Dairy cattle produce methane, a greenhouse gas with considerable impact on climate change. To reduce the impact of dairy cattle production on the environment, the amount of methane produced needs to be quantified accurately. Measurement of methane production is complex and expensive. Therefore, models are commonly used to predict methane production, and results are used in national inventories of greenhouse gas emissions.
Data of 5,200 lactating dairy cows refine enteric methane prediction
The present study is based on a dataset of measurements from over 5,200 lactating dairy cows assembled through collaboration of animal scientists from 15 countries. The core project (GLOBAL NETWORK) was developed by a consortium of 8 countries (USA, UK, The Netherlands, France, Spain, Ireland, Switzerland, and Finland) and was funded by national governments, mostly via The Joint Programming Initiative on Agriculture, Food Security and Climate Change (FACCE-JPI).
The project represents a true collaboration of animal scientists around the globe who shared their experimental data.

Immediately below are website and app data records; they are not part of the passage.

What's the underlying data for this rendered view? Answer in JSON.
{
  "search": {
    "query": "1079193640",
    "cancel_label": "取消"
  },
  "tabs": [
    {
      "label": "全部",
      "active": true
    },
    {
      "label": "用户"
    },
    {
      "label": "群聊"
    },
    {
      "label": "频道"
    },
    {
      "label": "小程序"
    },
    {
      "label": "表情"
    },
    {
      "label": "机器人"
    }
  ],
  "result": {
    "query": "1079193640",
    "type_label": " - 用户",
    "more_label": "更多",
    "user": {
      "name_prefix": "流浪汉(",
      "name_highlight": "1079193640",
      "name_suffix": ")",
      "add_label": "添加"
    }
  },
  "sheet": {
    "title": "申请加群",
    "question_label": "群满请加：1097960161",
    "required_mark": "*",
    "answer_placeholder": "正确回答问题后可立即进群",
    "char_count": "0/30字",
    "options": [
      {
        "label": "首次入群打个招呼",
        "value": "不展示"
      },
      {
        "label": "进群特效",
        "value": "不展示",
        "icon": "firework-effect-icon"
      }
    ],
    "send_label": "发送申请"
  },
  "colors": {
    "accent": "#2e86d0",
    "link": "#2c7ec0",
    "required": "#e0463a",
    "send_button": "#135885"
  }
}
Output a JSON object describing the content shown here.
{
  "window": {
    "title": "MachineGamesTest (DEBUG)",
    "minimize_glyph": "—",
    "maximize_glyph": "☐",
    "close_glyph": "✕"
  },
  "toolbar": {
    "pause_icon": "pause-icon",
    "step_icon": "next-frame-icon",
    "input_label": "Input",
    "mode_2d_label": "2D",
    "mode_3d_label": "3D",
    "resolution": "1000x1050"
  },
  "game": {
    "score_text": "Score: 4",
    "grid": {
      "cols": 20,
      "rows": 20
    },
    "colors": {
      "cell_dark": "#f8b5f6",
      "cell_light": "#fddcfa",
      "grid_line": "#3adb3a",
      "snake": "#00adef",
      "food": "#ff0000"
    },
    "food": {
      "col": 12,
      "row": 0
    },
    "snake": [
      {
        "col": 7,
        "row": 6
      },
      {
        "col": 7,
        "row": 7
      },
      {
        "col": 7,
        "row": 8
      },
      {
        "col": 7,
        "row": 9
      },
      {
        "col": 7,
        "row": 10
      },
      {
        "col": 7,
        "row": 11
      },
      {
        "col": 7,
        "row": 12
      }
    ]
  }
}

The main goal of the project was to develop robust enteric methane prediction equations that can be used by scientists, government agencies, and non-profit organizations interested in adopting or assessing methane mitigation strategies and abating the trends in earth’s climate.
Simplified models to predict methane emission

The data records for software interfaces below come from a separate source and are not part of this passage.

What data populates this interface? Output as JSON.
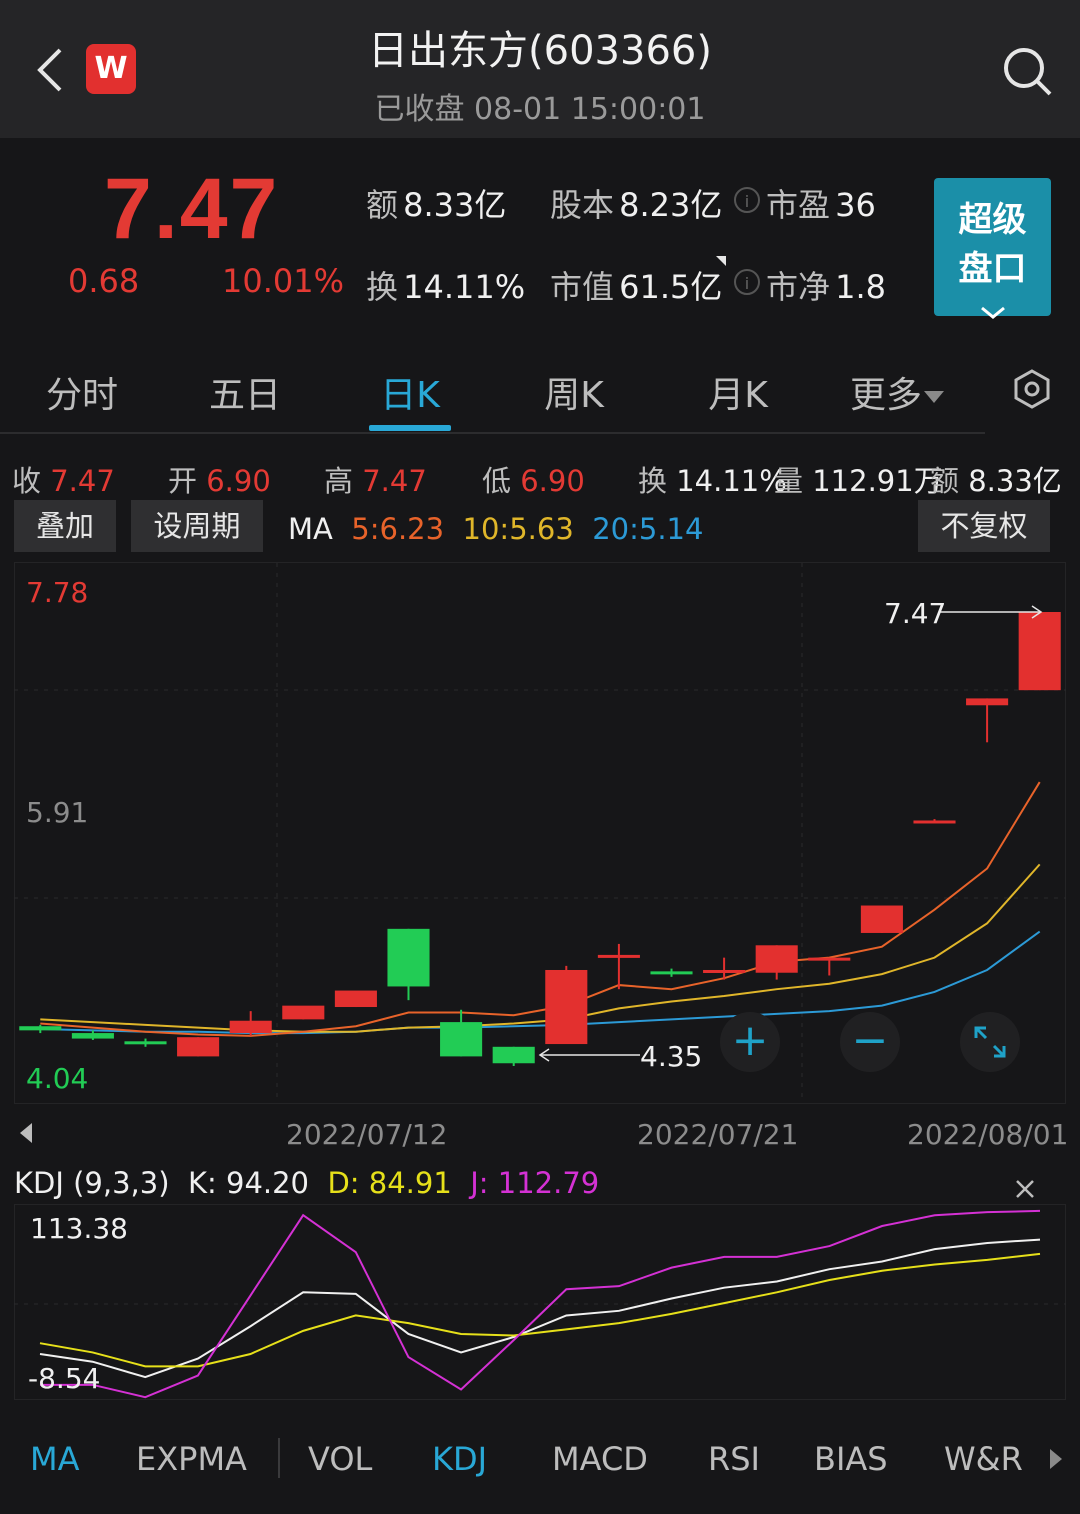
{
  "header": {
    "title": "日出东方(603366)",
    "subtitle": "已收盘 08-01 15:00:01",
    "logo_letter": "W"
  },
  "quote": {
    "price": "7.47",
    "change": "0.68",
    "change_pct": "10.01%",
    "amount_label": "额",
    "amount": "8.33亿",
    "shares_label": "股本",
    "shares": "8.23亿",
    "pe_label": "市盈",
    "pe": "36",
    "turnover_label": "换",
    "turnover": "14.11%",
    "mcap_label": "市值",
    "mcap": "61.5亿",
    "pb_label": "市净",
    "pb": "1.8",
    "super_line1": "超级",
    "super_line2": "盘口"
  },
  "tabs": [
    "分时",
    "五日",
    "日K",
    "周K",
    "月K",
    "更多"
  ],
  "active_tab": "日K",
  "stats": {
    "close_label": "收",
    "close": "7.47",
    "open_label": "开",
    "open": "6.90",
    "high_label": "高",
    "high": "7.47",
    "low_label": "低",
    "low": "6.90",
    "turn_label": "换",
    "turn": "14.11%",
    "vol_label": "量",
    "vol": "112.91万",
    "amt_label": "额",
    "amt": "8.33亿"
  },
  "buttons": {
    "overlay": "叠加",
    "period": "设周期",
    "adjust": "不复权"
  },
  "ma": {
    "label": "MA",
    "ma5": "5:6.23",
    "ma10": "10:5.63",
    "ma20": "20:5.14"
  },
  "colors": {
    "up": "#e3302f",
    "down": "#22cc55",
    "ma5": "#e8632a",
    "ma10": "#e0b62a",
    "ma20": "#2c9ad6",
    "k": "#f0f0f0",
    "d": "#e6e01a",
    "j": "#d431d4",
    "accent": "#29a8d6"
  },
  "chart_data": [
    {
      "type": "candlestick",
      "title": "",
      "y_labels": [
        "7.78",
        "5.91",
        "4.04"
      ],
      "ylim": [
        4.04,
        7.78
      ],
      "x_labels": [
        "2022/07/12",
        "2022/07/21",
        "2022/08/01"
      ],
      "max_marker": "7.47",
      "min_marker": "4.35",
      "candles": [
        {
          "o": 4.45,
          "h": 4.46,
          "c": 4.42,
          "l": 4.4
        },
        {
          "o": 4.4,
          "h": 4.42,
          "c": 4.36,
          "l": 4.35
        },
        {
          "o": 4.34,
          "h": 4.36,
          "c": 4.33,
          "l": 4.3
        },
        {
          "o": 4.23,
          "h": 4.37,
          "c": 4.37,
          "l": 4.23
        },
        {
          "o": 4.4,
          "h": 4.56,
          "c": 4.49,
          "l": 4.38
        },
        {
          "o": 4.5,
          "h": 4.57,
          "c": 4.6,
          "l": 4.5
        },
        {
          "o": 4.59,
          "h": 4.69,
          "c": 4.71,
          "l": 4.59
        },
        {
          "o": 5.16,
          "h": 5.16,
          "c": 4.74,
          "l": 4.64
        },
        {
          "o": 4.48,
          "h": 4.57,
          "c": 4.23,
          "l": 4.23
        },
        {
          "o": 4.3,
          "h": 4.3,
          "c": 4.18,
          "l": 4.16
        },
        {
          "o": 4.32,
          "h": 4.89,
          "c": 4.86,
          "l": 4.32
        },
        {
          "o": 4.95,
          "h": 5.05,
          "c": 4.97,
          "l": 4.72
        },
        {
          "o": 4.85,
          "h": 4.87,
          "c": 4.84,
          "l": 4.81
        },
        {
          "o": 4.85,
          "h": 4.95,
          "c": 4.86,
          "l": 4.79
        },
        {
          "o": 4.84,
          "h": 5.04,
          "c": 5.04,
          "l": 4.79
        },
        {
          "o": 4.93,
          "h": 4.95,
          "c": 4.95,
          "l": 4.82
        },
        {
          "o": 5.13,
          "h": 5.3,
          "c": 5.33,
          "l": 5.13
        },
        {
          "o": 5.94,
          "h": 5.96,
          "c": 5.95,
          "l": 5.94
        },
        {
          "o": 6.79,
          "h": 6.84,
          "c": 6.84,
          "l": 6.52
        },
        {
          "o": 6.9,
          "h": 7.47,
          "c": 7.47,
          "l": 6.9
        }
      ],
      "ma5": [
        4.47,
        4.44,
        4.41,
        4.39,
        4.38,
        4.41,
        4.45,
        4.55,
        4.55,
        4.53,
        4.6,
        4.75,
        4.72,
        4.8,
        4.92,
        4.95,
        5.03,
        5.3,
        5.6,
        6.23
      ],
      "ma10": [
        4.5,
        4.48,
        4.46,
        4.44,
        4.42,
        4.41,
        4.41,
        4.44,
        4.45,
        4.47,
        4.5,
        4.58,
        4.63,
        4.67,
        4.72,
        4.76,
        4.83,
        4.95,
        5.2,
        5.63
      ],
      "ma20": [
        4.43,
        4.42,
        4.41,
        4.41,
        4.4,
        4.4,
        4.41,
        4.44,
        4.44,
        4.45,
        4.46,
        4.48,
        4.5,
        4.52,
        4.54,
        4.56,
        4.6,
        4.7,
        4.86,
        5.14
      ]
    },
    {
      "type": "line",
      "title": "KDJ (9,3,3)",
      "k_label": "K: 94.20",
      "d_label": "D: 84.91",
      "j_label": "J: 112.79",
      "y_labels": [
        "113.38",
        "-8.54"
      ],
      "ylim": [
        -8.54,
        113.38
      ],
      "series": [
        {
          "name": "K",
          "values": [
            20.0,
            15.0,
            5.0,
            17.0,
            38.0,
            60.0,
            59.0,
            33.0,
            21.0,
            31.0,
            45.0,
            48.0,
            56.0,
            63.0,
            67.0,
            75.0,
            80.0,
            88.0,
            92.0,
            94.2
          ]
        },
        {
          "name": "D",
          "values": [
            27.0,
            21.0,
            12.0,
            12.0,
            20.0,
            35.0,
            45.0,
            40.0,
            33.0,
            32.0,
            36.0,
            40.0,
            46.0,
            53.0,
            60.0,
            68.0,
            74.0,
            78.0,
            81.0,
            84.91
          ]
        },
        {
          "name": "J",
          "values": [
            0.0,
            0.0,
            -8.0,
            6.0,
            58.0,
            110.0,
            86.0,
            18.0,
            -3.0,
            29.0,
            62.0,
            64.0,
            76.0,
            83.0,
            83.0,
            90.0,
            103.0,
            110.0,
            112.0,
            112.79
          ]
        }
      ]
    }
  ],
  "bottom_tabs": [
    "MA",
    "EXPMA",
    "VOL",
    "KDJ",
    "MACD",
    "RSI",
    "BIAS",
    "W&R"
  ],
  "active_bottom_tabs": [
    "MA",
    "KDJ"
  ],
  "icons": [
    "chevron-left-icon",
    "search-icon",
    "info-icon",
    "settings-icon",
    "plus-icon",
    "minus-icon",
    "expand-icon",
    "close-icon",
    "triangle-left-icon",
    "triangle-right-icon"
  ]
}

This large study showed that methane emission from dairy cattle can be predicted by simplified models requiring readily available feed-related variables. Feed intake is the key factor for methane production prediction. Although complex models that use both feed intake and detailed chemical composition had the best performance for predicting methane production, models requiring only feed intake and dietary fibre content had the second best predictive ability, and offer an alternative to complex models.

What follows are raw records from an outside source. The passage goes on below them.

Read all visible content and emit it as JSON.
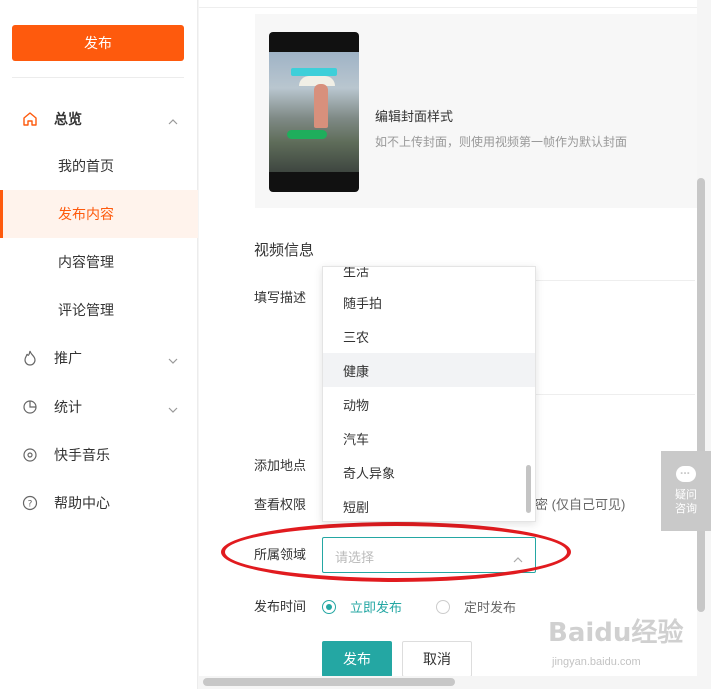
{
  "sidebar": {
    "publish_label": "发布",
    "overview": {
      "label": "总览",
      "icon": "home-icon"
    },
    "sub_items": [
      "我的首页",
      "发布内容",
      "内容管理",
      "评论管理"
    ],
    "active_sub": "发布内容",
    "items": [
      {
        "label": "推广",
        "icon": "flame-icon"
      },
      {
        "label": "统计",
        "icon": "pie-chart-icon"
      },
      {
        "label": "快手音乐",
        "icon": "music-disc-icon"
      },
      {
        "label": "帮助中心",
        "icon": "help-icon"
      }
    ],
    "accent_color": "#fe5a0d"
  },
  "cover": {
    "title": "编辑封面样式",
    "desc": "如不上传封面，则使用视频第一帧作为默认封面"
  },
  "form": {
    "section_title": "视频信息",
    "description_label": "填写描述",
    "location_label": "添加地点",
    "permission_label": "查看权限",
    "permission_tail": "密 (仅自己可见)",
    "domain_label": "所属领域",
    "domain_placeholder": "请选择",
    "time_label": "发布时间",
    "time_now": "立即发布",
    "time_scheduled": "定时发布",
    "submit_label": "发布",
    "cancel_label": "取消",
    "accent_color": "#24a7a3"
  },
  "dropdown": {
    "options": [
      "生活",
      "随手拍",
      "三农",
      "健康",
      "动物",
      "汽车",
      "奇人异象",
      "短剧"
    ],
    "hovered": "健康"
  },
  "consult": {
    "line1": "疑问",
    "line2": "咨询"
  },
  "watermark": {
    "brand": "Baidu经验",
    "url": "jingyan.baidu.com"
  }
}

Region specific methane conversion factors improve accuracy
A major finding is that revised methane emission conversion factors for specific regions are required to improve emission estimates in national inventories. The concept of methane emission conversion factor was introduced by the Intergovernmental Panel on Climate Change (IPCC) to indicate the proportion of the animal's energy intake converted to energy in methane. This factor is widely used for national greenhouse gas emission inventories and global research on mitigation strategies.
The research by the consortium offers opportunities to include region specific methane conversion factors in national inventories. This is essential to improve accuracy of carbon footprint assessment of dairy cattle production systems in several regions worldwide, and to help devise mitigation strategies.
The team that conducted the study is currently developing similar databases for predicting and mitigating methane emissions from beef cattle and small ruminants (sheep and goats).